> _Component data from apps and pages_:
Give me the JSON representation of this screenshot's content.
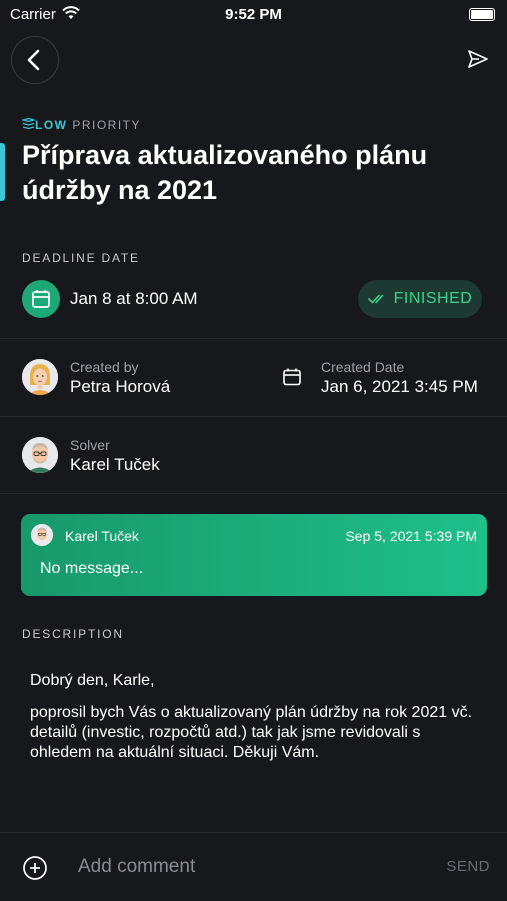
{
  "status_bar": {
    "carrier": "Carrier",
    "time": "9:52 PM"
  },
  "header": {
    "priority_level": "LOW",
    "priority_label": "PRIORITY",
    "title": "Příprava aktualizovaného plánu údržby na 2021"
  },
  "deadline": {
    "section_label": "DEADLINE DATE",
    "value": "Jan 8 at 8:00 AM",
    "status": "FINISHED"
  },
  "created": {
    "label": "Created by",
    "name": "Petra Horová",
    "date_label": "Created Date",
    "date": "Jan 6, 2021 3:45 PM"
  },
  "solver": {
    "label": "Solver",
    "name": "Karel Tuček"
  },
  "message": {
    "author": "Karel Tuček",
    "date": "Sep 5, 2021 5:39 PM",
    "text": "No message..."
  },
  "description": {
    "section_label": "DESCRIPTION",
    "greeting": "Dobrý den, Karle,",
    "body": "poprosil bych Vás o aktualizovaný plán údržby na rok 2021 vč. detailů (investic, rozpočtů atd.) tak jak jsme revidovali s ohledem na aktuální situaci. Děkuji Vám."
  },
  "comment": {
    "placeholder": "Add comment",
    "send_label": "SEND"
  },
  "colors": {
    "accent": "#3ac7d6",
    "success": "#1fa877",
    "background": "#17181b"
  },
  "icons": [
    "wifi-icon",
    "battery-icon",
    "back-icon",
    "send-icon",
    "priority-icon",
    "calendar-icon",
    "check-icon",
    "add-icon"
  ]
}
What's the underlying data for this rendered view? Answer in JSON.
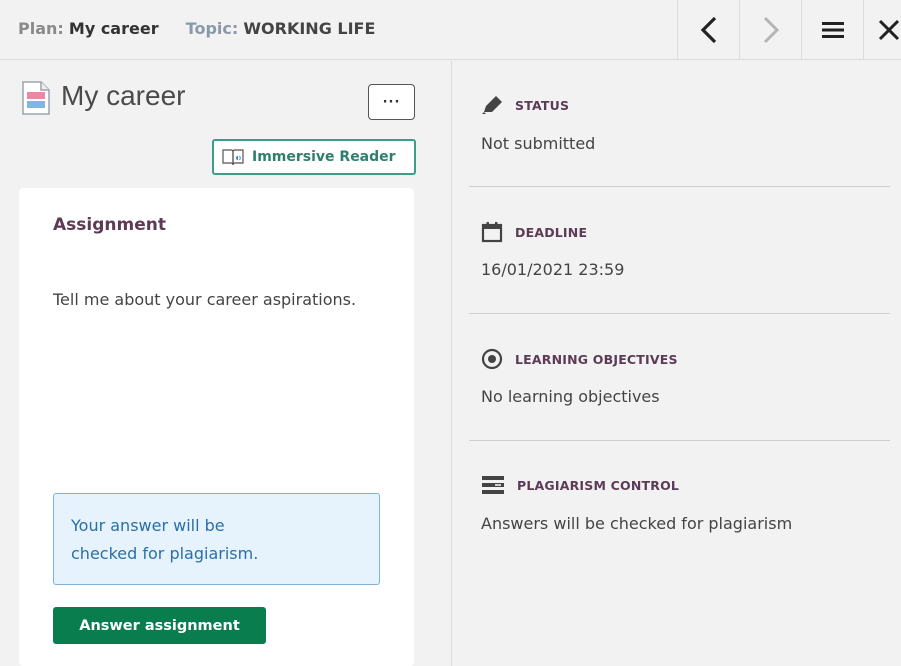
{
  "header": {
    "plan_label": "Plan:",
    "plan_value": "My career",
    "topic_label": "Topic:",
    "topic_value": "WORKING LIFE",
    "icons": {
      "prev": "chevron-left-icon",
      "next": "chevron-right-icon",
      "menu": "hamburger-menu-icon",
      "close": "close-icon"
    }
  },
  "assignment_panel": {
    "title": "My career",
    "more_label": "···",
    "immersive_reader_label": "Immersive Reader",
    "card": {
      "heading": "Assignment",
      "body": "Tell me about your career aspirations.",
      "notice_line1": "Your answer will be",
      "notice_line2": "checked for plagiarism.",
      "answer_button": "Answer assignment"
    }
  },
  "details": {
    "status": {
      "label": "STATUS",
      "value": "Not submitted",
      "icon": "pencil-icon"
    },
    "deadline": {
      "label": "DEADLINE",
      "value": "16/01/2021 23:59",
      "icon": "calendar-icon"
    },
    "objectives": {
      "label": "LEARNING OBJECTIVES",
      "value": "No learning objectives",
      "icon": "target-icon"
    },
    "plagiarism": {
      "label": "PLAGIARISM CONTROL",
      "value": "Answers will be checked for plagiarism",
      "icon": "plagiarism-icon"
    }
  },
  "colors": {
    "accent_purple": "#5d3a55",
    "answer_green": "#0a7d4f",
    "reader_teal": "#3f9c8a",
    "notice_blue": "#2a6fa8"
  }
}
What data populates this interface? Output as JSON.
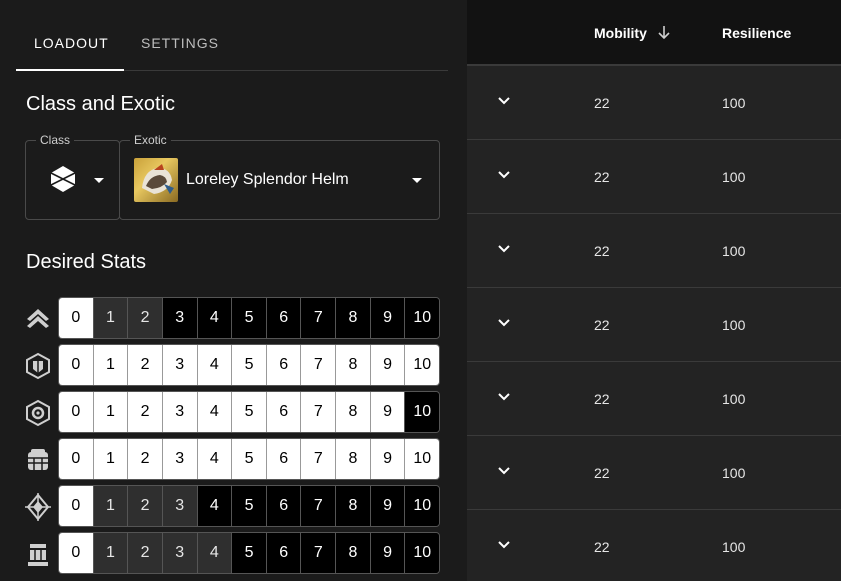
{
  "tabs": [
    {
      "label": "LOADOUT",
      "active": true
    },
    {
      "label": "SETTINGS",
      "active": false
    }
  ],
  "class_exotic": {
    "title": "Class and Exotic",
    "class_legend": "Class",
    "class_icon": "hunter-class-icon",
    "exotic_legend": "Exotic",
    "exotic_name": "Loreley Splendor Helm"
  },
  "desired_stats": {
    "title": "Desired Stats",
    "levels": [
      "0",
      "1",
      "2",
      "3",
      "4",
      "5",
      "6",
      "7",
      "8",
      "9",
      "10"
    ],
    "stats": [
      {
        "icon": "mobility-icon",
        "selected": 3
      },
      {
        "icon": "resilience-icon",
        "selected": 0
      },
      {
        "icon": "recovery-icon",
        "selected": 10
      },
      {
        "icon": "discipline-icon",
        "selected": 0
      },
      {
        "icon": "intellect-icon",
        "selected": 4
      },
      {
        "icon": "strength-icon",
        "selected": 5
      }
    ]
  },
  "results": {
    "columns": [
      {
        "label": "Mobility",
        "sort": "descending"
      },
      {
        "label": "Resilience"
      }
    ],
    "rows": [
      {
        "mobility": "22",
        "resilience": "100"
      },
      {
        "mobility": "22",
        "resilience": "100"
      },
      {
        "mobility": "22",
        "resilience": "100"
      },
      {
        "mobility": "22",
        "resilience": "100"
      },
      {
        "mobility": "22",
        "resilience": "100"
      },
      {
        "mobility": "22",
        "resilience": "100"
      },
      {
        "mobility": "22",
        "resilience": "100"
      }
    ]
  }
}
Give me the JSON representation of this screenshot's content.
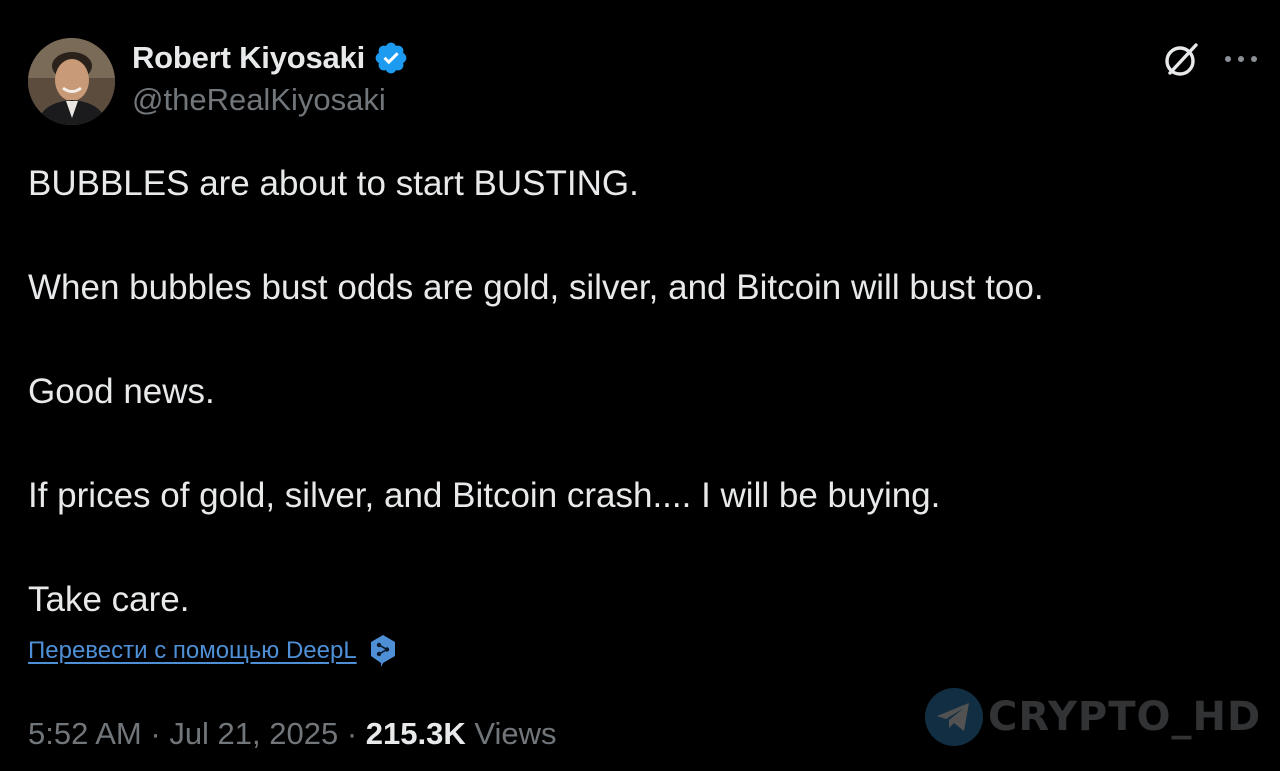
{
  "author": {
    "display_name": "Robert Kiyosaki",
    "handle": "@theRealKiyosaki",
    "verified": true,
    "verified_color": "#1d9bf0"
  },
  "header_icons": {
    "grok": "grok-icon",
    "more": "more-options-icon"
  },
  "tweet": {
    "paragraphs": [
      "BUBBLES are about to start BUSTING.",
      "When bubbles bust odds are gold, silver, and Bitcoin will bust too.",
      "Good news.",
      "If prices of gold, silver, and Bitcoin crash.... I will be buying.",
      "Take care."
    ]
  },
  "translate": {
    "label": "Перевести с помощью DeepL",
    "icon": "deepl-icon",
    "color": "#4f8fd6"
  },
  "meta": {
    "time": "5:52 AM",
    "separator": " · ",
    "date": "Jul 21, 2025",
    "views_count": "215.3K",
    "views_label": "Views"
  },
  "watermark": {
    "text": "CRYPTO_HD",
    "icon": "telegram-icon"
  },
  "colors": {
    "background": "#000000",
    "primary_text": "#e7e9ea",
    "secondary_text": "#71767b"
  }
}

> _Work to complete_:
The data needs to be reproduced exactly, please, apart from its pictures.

> _Solution_:
Give me the JSON representation of this screenshot's content.
{
  "status_bar": {
    "carrier": "Carrier",
    "time": "9:52 PM"
  },
  "header": {
    "priority_level": "LOW",
    "priority_label": "PRIORITY",
    "title": "Příprava aktualizovaného plánu údržby na 2021"
  },
  "deadline": {
    "section_label": "DEADLINE DATE",
    "value": "Jan 8 at 8:00 AM",
    "status": "FINISHED"
  },
  "created": {
    "label": "Created by",
    "name": "Petra Horová",
    "date_label": "Created Date",
    "date": "Jan 6, 2021 3:45 PM"
  },
  "solver": {
    "label": "Solver",
    "name": "Karel Tuček"
  },
  "message": {
    "author": "Karel Tuček",
    "date": "Sep 5, 2021 5:39 PM",
    "text": "No message..."
  },
  "description": {
    "section_label": "DESCRIPTION",
    "greeting": "Dobrý den, Karle,",
    "body": "poprosil bych Vás o aktualizovaný plán údržby na rok 2021 vč. detailů (investic, rozpočtů atd.) tak jak jsme revidovali s ohledem na aktuální situaci. Děkuji Vám."
  },
  "comment": {
    "placeholder": "Add comment",
    "send_label": "SEND"
  },
  "colors": {
    "accent": "#3ac7d6",
    "success": "#1fa877",
    "background": "#17181b"
  },
  "icons": [
    "wifi-icon",
    "battery-icon",
    "back-icon",
    "send-icon",
    "priority-icon",
    "calendar-icon",
    "check-icon",
    "add-icon"
  ]
}
What's the underlying data for this rendered view? Answer in JSON.
{
  "header": {
    "plan_label": "Plan:",
    "plan_value": "My career",
    "topic_label": "Topic:",
    "topic_value": "WORKING LIFE",
    "icons": {
      "prev": "chevron-left-icon",
      "next": "chevron-right-icon",
      "menu": "hamburger-menu-icon",
      "close": "close-icon"
    }
  },
  "assignment_panel": {
    "title": "My career",
    "more_label": "···",
    "immersive_reader_label": "Immersive Reader",
    "card": {
      "heading": "Assignment",
      "body": "Tell me about your career aspirations.",
      "notice_line1": "Your answer will be",
      "notice_line2": "checked for plagiarism.",
      "answer_button": "Answer assignment"
    }
  },
  "details": {
    "status": {
      "label": "STATUS",
      "value": "Not submitted",
      "icon": "pencil-icon"
    },
    "deadline": {
      "label": "DEADLINE",
      "value": "16/01/2021 23:59",
      "icon": "calendar-icon"
    },
    "objectives": {
      "label": "LEARNING OBJECTIVES",
      "value": "No learning objectives",
      "icon": "target-icon"
    },
    "plagiarism": {
      "label": "PLAGIARISM CONTROL",
      "value": "Answers will be checked for plagiarism",
      "icon": "plagiarism-icon"
    }
  },
  "colors": {
    "accent_purple": "#5d3a55",
    "answer_green": "#0a7d4f",
    "reader_teal": "#3f9c8a",
    "notice_blue": "#2a6fa8"
  }
}
What data populates this interface? Output as JSON.
{
  "tabs": [
    {
      "label": "LOADOUT",
      "active": true
    },
    {
      "label": "SETTINGS",
      "active": false
    }
  ],
  "class_exotic": {
    "title": "Class and Exotic",
    "class_legend": "Class",
    "class_icon": "hunter-class-icon",
    "exotic_legend": "Exotic",
    "exotic_name": "Loreley Splendor Helm"
  },
  "desired_stats": {
    "title": "Desired Stats",
    "levels": [
      "0",
      "1",
      "2",
      "3",
      "4",
      "5",
      "6",
      "7",
      "8",
      "9",
      "10"
    ],
    "stats": [
      {
        "icon": "mobility-icon",
        "selected": 3
      },
      {
        "icon": "resilience-icon",
        "selected": 0
      },
      {
        "icon": "recovery-icon",
        "selected": 10
      },
      {
        "icon": "discipline-icon",
        "selected": 0
      },
      {
        "icon": "intellect-icon",
        "selected": 4
      },
      {
        "icon": "strength-icon",
        "selected": 5
      }
    ]
  },
  "results": {
    "columns": [
      {
        "label": "Mobility",
        "sort": "descending"
      },
      {
        "label": "Resilience"
      }
    ],
    "rows": [
      {
        "mobility": "22",
        "resilience": "100"
      },
      {
        "mobility": "22",
        "resilience": "100"
      },
      {
        "mobility": "22",
        "resilience": "100"
      },
      {
        "mobility": "22",
        "resilience": "100"
      },
      {
        "mobility": "22",
        "resilience": "100"
      },
      {
        "mobility": "22",
        "resilience": "100"
      },
      {
        "mobility": "22",
        "resilience": "100"
      }
    ]
  }
}
Give me the JSON representation of this screenshot's content.
{
  "author": {
    "display_name": "Robert Kiyosaki",
    "handle": "@theRealKiyosaki",
    "verified": true,
    "verified_color": "#1d9bf0"
  },
  "header_icons": {
    "grok": "grok-icon",
    "more": "more-options-icon"
  },
  "tweet": {
    "paragraphs": [
      "BUBBLES are about to start BUSTING.",
      "When bubbles bust odds are gold, silver, and Bitcoin will bust too.",
      "Good news.",
      "If prices of gold, silver, and Bitcoin crash.... I will be buying.",
      "Take care."
    ]
  },
  "translate": {
    "label": "Перевести с помощью DeepL",
    "icon": "deepl-icon",
    "color": "#4f8fd6"
  },
  "meta": {
    "time": "5:52 AM",
    "separator": " · ",
    "date": "Jul 21, 2025",
    "views_count": "215.3K",
    "views_label": "Views"
  },
  "watermark": {
    "text": "CRYPTO_HD",
    "icon": "telegram-icon"
  },
  "colors": {
    "background": "#000000",
    "primary_text": "#e7e9ea",
    "secondary_text": "#71767b"
  }
}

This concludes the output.